Saturday, April 14, 2018
The Chatter Telephone is a pull toy for toddlers 12 to 36 months of age. Introduced in 1962 by the Fisher-Price company as the "Talk Back Phone" for infants and children, the Chatter Telephone is a roll along pull toy. It has a smiling face, and when the toy is pulled, it makes a chattering sound and the eyes move up and down. The toy has a rotary dial that rings a bell, and was conceived as a way to teach children how to dial a phone
The original version was made of wood, with a polyethylene receiver and cord. In 2000, Fisher-Price changed the rotary dial for a push-button version with lights in an effort to modernize the toy, but consumers complained and the rotary version returned to the market the following year. The Chatter Telephone was designed by Ernest Thornell, whose daughter Tina would drag around a metal phone while playing. This gave him the idea of adding wheels, which with a bent axle permitted the movement of eyes, adding to the "whimsical" nature, that Herman Fisher desired of all Fisher-Price toys (from phone conversation with Ernie Thornell and recollections of Herm Fisher by John Smith).
From its introduction through the 1970s, the Chatter Telephone was Fisher-Price's best selling product. It has been cited as one of the company's offerings that helped save Fisher Price in the 1990s following a failed attempt to market toys for older children in the late 1980s, and enjoys continuing popularity. It is available both as an authentic reproduction and in a modern form. [Wikipedia]
Friday, April 13, 2018
A New York City man suffers amnesia. He soon learns that he's mixed up in a life-and-death situation, but what exactly is it?
Hitchcock-inspired mystery of identity loss has a silly plot, but is superbly staged with uncanny sense for mise-en-scène.
Halliwell**: "Striking puzzler, rather slowly developed but generally effective and with a strong sense of place and timing."
Maltin***: "Fine Hitchcock-like thriller...Matthau steals film as easygoing private-eye; interesting on-location footage in N.Y.C."
A detective hasn't had much to worry about in the sleepy town of Fort Dundas until a string of gruesome murders in the surrounding countryside brings her face to face with a serial killer driven by a higher calling.
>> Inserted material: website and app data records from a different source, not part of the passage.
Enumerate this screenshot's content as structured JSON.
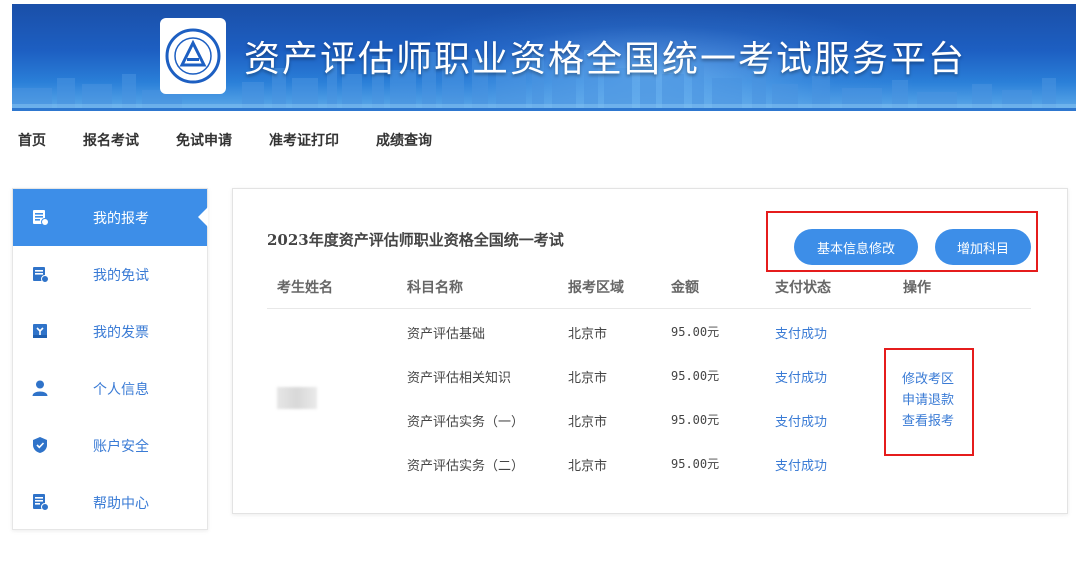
{
  "header": {
    "title": "资产评估师职业资格全国统一考试服务平台",
    "logo_icon": "association-seal-icon"
  },
  "topnav": {
    "items": [
      {
        "label": "首页"
      },
      {
        "label": "报名考试"
      },
      {
        "label": "免试申请"
      },
      {
        "label": "准考证打印"
      },
      {
        "label": "成绩查询"
      }
    ]
  },
  "sidebar": {
    "items": [
      {
        "label": "我的报考",
        "icon": "exam-list-icon",
        "active": true
      },
      {
        "label": "我的免试",
        "icon": "exemption-icon"
      },
      {
        "label": "我的发票",
        "icon": "invoice-icon"
      },
      {
        "label": "个人信息",
        "icon": "user-icon"
      },
      {
        "label": "账户安全",
        "icon": "shield-icon"
      },
      {
        "label": "帮助中心",
        "icon": "help-doc-icon"
      }
    ]
  },
  "main": {
    "exam_title": "2023年度资产评估师职业资格全国统一考试",
    "buttons": {
      "edit_info": "基本信息修改",
      "add_subject": "增加科目"
    },
    "table": {
      "headers": [
        "考生姓名",
        "科目名称",
        "报考区域",
        "金额",
        "支付状态",
        "操作"
      ],
      "rows": [
        {
          "subject": "资产评估基础",
          "region": "北京市",
          "amount": "95.00元",
          "status": "支付成功"
        },
        {
          "subject": "资产评估相关知识",
          "region": "北京市",
          "amount": "95.00元",
          "status": "支付成功"
        },
        {
          "subject": "资产评估实务（一）",
          "region": "北京市",
          "amount": "95.00元",
          "status": "支付成功"
        },
        {
          "subject": "资产评估实务（二）",
          "region": "北京市",
          "amount": "95.00元",
          "status": "支付成功"
        }
      ],
      "operations": [
        "修改考区",
        "申请退款",
        "查看报考"
      ]
    }
  },
  "colors": {
    "accent": "#3d8ee8",
    "link": "#3a7bd5",
    "highlight_border": "#e51c1c",
    "banner": "#1d5fc2"
  }
}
Solid, but not too spectacular serial killer mystery with quite a construed plot; the performances are OK, but rather perfunctory as well.